A reputable school website provider like Finalsite will be able to walk you down the path to compliance step-by-step, from the initial discussion, to education and training, to complete resolution.
Don’t Rule out a Full Redesign
If your website hasn’t been redesigned in the last four to five years, it might actually be less stressful, time consuming and expensive to just start from scratch through a full redesign. Websites built prior to the ADA compliance legislation did not follow the same design structure and guidelines that they do today. Trying to fix a site built in a previous era may not be worth the effort.
- 17 Website Accessibility Questions — Answered!
- 5 Steps to Building and Maintaining an Accessible Website

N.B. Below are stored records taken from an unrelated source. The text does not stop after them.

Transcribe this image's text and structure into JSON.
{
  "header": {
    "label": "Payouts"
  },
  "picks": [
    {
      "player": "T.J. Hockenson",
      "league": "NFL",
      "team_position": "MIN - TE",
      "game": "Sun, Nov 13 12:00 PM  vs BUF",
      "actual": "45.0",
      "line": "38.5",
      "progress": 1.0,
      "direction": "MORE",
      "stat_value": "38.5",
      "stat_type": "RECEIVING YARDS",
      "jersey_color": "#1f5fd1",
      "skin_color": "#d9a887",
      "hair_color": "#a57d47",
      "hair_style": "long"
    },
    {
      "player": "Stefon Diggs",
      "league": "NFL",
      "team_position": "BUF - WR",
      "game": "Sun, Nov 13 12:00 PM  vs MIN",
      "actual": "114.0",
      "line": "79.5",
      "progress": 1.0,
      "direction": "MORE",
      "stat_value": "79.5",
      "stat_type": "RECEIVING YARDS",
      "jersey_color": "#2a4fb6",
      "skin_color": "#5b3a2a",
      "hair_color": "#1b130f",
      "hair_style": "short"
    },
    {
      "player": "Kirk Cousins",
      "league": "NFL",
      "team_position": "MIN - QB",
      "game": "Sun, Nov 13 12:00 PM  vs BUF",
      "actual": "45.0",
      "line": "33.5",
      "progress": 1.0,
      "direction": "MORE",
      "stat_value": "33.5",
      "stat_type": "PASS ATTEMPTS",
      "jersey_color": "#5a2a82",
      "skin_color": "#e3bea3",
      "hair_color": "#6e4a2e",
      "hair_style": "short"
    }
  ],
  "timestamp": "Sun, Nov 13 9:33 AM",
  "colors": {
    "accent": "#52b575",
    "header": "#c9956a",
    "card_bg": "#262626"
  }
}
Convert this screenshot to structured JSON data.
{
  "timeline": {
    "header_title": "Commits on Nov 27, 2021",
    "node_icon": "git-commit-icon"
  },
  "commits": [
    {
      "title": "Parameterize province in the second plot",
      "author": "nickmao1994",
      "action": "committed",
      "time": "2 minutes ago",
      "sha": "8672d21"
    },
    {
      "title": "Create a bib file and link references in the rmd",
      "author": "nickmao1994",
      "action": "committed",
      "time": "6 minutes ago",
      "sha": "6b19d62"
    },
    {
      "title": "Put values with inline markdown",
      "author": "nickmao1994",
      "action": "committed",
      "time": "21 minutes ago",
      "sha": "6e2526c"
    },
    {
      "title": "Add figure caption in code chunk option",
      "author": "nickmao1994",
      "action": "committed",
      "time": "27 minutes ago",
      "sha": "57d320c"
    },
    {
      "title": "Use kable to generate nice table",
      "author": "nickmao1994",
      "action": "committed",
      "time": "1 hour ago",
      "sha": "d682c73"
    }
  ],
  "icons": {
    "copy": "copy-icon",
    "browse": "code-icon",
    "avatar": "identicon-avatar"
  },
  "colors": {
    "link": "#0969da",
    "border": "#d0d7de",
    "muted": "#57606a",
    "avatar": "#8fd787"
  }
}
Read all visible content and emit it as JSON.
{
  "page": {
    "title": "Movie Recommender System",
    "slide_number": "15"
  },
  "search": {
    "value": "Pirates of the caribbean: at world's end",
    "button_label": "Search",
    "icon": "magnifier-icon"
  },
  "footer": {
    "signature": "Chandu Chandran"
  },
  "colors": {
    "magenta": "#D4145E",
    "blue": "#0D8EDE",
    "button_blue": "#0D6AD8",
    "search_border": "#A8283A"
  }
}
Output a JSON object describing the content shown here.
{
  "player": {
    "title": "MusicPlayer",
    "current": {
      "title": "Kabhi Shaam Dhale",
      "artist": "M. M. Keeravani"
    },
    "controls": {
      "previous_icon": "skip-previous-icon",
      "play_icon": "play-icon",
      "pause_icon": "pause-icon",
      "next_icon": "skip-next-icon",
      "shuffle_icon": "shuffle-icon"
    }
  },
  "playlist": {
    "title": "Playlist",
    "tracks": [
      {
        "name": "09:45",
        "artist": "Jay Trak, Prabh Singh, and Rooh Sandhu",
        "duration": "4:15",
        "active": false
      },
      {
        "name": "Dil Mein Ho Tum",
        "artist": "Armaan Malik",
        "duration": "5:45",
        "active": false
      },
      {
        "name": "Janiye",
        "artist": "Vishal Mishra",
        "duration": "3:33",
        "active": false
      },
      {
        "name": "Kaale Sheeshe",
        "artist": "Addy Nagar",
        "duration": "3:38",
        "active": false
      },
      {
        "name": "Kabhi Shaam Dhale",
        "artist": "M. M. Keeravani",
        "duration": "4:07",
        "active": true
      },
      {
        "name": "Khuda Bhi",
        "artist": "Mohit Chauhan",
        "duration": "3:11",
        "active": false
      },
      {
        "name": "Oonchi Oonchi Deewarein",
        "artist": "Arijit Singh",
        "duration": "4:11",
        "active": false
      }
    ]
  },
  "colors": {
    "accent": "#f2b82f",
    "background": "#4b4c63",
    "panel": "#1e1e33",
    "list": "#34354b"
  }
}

- [Checklist] How to Select a Website Vendor for an ADA Compliant Website
(We have a library of content dedicated to this issue that will serve as a useful reference as well!)
Post-Compliance: Maintaining Accessibility
Too often, we hear of school districts who resolve an OCR complaint and go back to their old ways regarding website accessibility. Just because the OCR has given you the green light does not mean your accessibility journey is over!
It is not out of the realm of possibility for the OCR to revisit your school district’s site and flag it again down the road. That’s right, you could be faced with a second lawsuit if accessibility is not maintained. Moreover, let’s revisit the first point from this post: equity and ethics! Legal matters aside, it is the right thing to do to ensure all of your content remains accessible for your visitors.
Some of you may be wondering what is left to do once your site is considered compliant? Shouldn’t you be good to go from there? The short answer is no, website accessibility is never “done.” You create new content on your website every day. Every new image, announcement and calendar item added must also be accessible, and that ownership lies with the content contributors, not the website provider.
The good news is, this doesn’t need to be a daunting task. Finalsite Composer has built in accessibility tools that will flag content that falls outside of the Web Content Accessibility Guidelines (WCAG), and offers suggestions to resolve those issues. Finalsite also partners with AudioEye whose product includes an accessibility toolbar to make website content accessible to all visitors, as well as an auto-remediation service that detects accessibility errors and fixes them.
There are additional best practices for website managers that will save you time and energy down the road that you can read more about here.
Website compliance and accessibility is more than just a legal requirement for school districts and public universities. Having accessible web content speaks to your school’s views on equity, inclusion, and ethics, too. Although it can seem overwhelming, the steps needed to get to accessibility don’t have to be daunting. Getting started is the hardest part!
ABOUT THE AUTHOR
Angelo graduated valedictorian from St. Paul's School in Baltimore, MD and from Princeton University. Despite getting his degree in creative writing and English Literature, it generally takes some doing to keep him from programming and breaking websites. Just after graduating, he started Silverpoint, and grew it to over 300 schools worldwide before merging with Finalsite in 2013.